Hibernation patterns in mammals: a role for bacterial growth?
Article first published online: 9 JUN 2006
© 2006 The Authors. Journal compilation © 2006 British Ecological Society
Volume 20, Issue 3, pages 471–477, June 2006
How to Cite
LUIS, A. D. and HUDSON, P. J. (2006), Hibernation patterns in mammals: a role for bacterial growth?. Functional Ecology, 20: 471–477. doi: 10.1111/j.1365-2435.2006.01119.x
- Issue published online: 9 JUN 2006
- Article first published online: 9 JUN 2006
- Received 22 November 2005; revised 2 March 2006; accepted 9 March 2006Editor: Prof. Brian McNab
- European Ground Squirrel;

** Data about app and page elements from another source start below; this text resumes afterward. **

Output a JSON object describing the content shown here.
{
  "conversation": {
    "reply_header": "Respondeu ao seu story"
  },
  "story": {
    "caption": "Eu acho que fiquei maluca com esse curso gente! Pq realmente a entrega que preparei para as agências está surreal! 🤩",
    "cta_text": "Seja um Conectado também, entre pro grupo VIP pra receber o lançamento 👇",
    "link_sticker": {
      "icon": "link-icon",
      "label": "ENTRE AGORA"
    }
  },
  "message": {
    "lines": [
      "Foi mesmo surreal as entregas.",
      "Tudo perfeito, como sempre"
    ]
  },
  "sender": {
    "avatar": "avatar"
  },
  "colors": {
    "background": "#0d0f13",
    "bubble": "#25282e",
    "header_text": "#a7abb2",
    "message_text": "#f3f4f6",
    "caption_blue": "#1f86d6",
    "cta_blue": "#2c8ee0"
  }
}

- periodic arousal;
- torpor bout length
- 1To examine the hypothesis that stimulation of immune function plays a role in periodic arousal from hibernation, bacterial growth during hibernation was estimated using a simple mathematical model of the general dynamics of bacterial abundance at body temperatures experienced during hibernation.

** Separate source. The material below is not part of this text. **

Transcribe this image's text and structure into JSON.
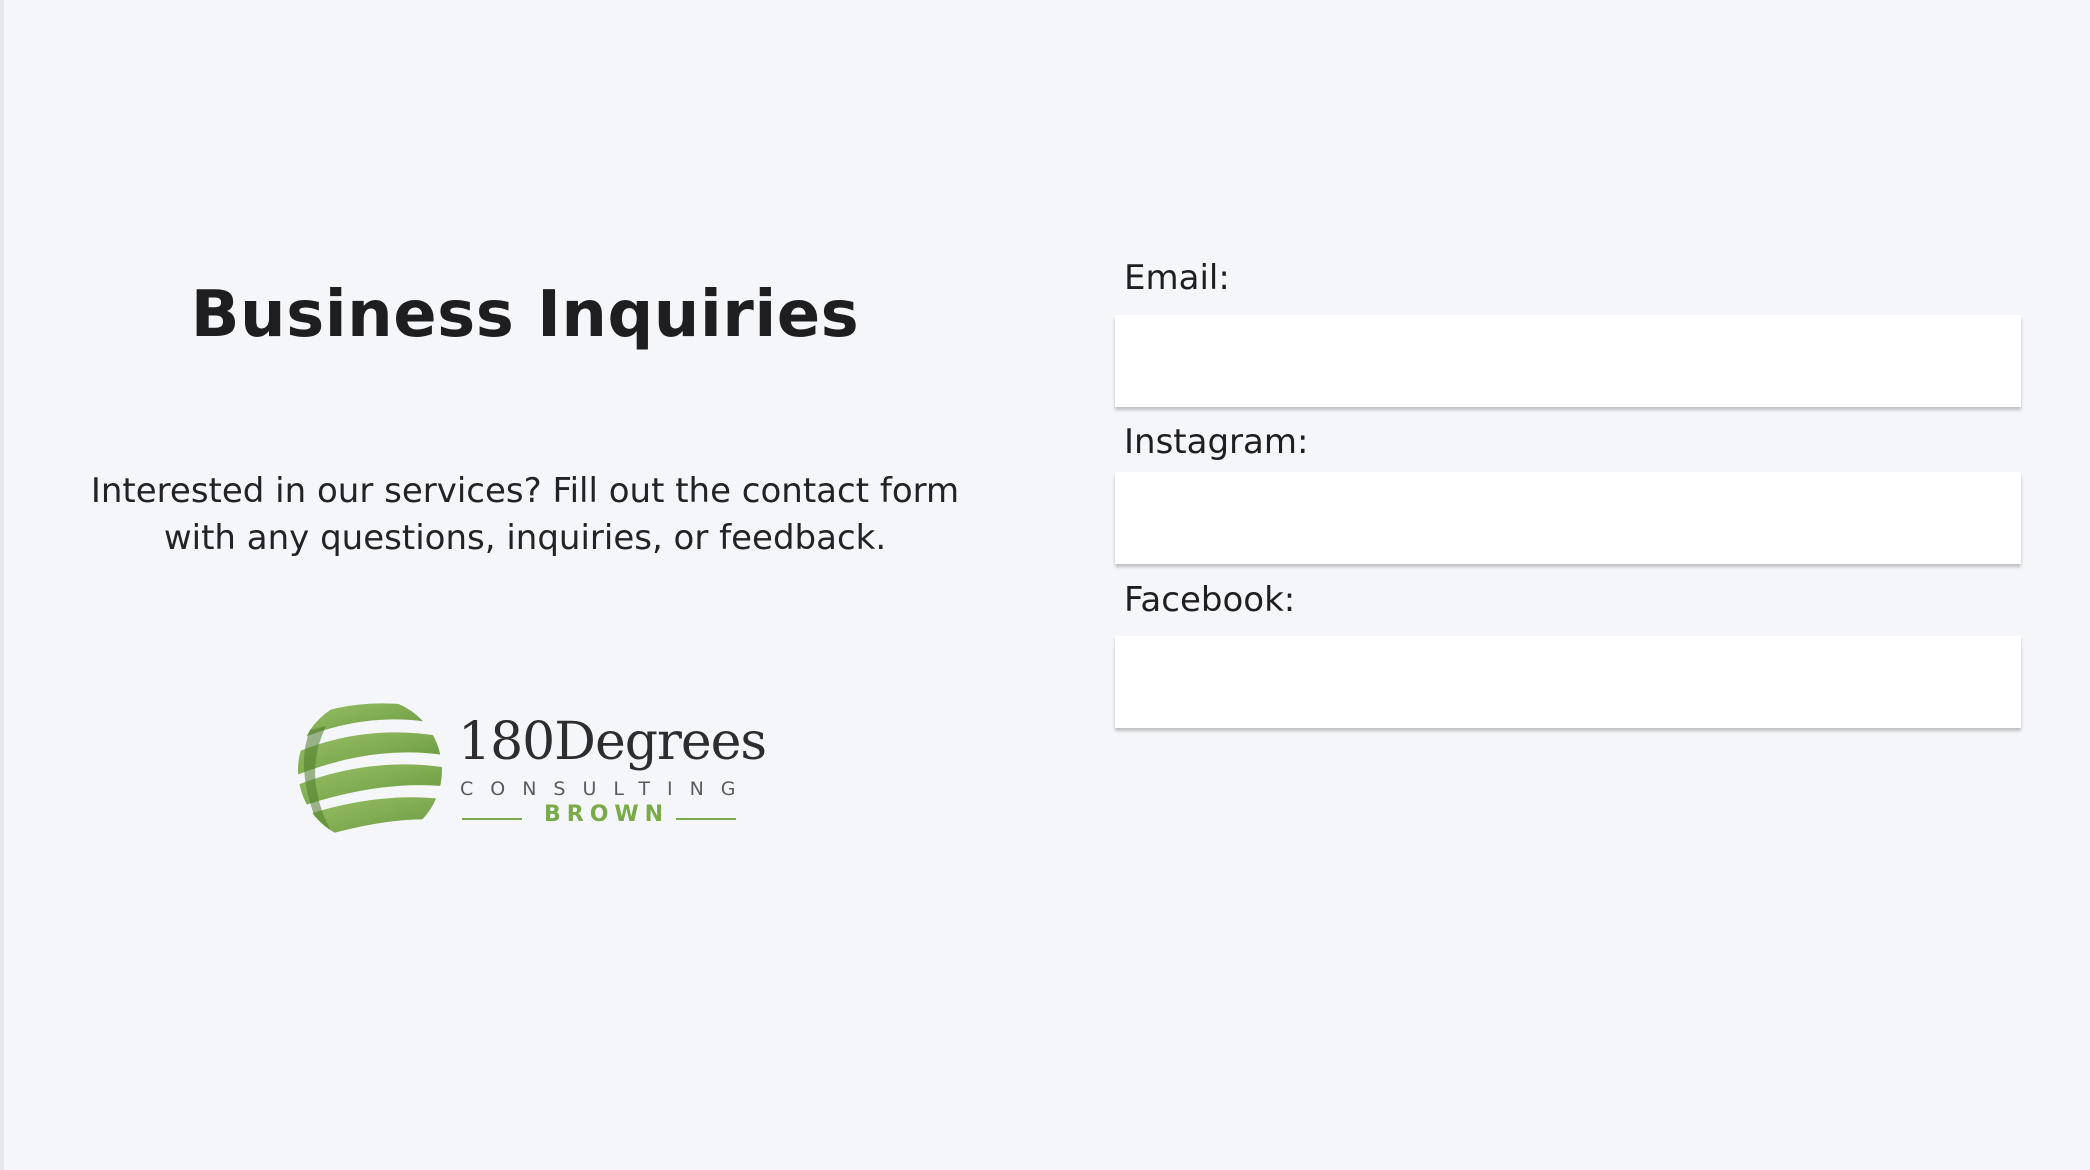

- 2In the model, periodic arousals were important for animals infected with Salmonella at body temperatures above 7 °C, but not below. In contrast, periodic arousals appeared to be important at all temperatures examined when infected with several species of coliform bacteria and Pseudomonas, species that grow well at low temperatures.
- 3The modelled outputs were compared with torpor patterns seen in captive European Ground Squirrels, Spermophilus citellus, under natural light and temperature conditions. We used maximum likelihood to estimate model parameters and show that the six bacterial species examined are consistent with the immune stimulation hypothesis.
- 4Our analyses suggest that bacterial infection could be a selective force on torpor behaviour and warrants further experimental investigation.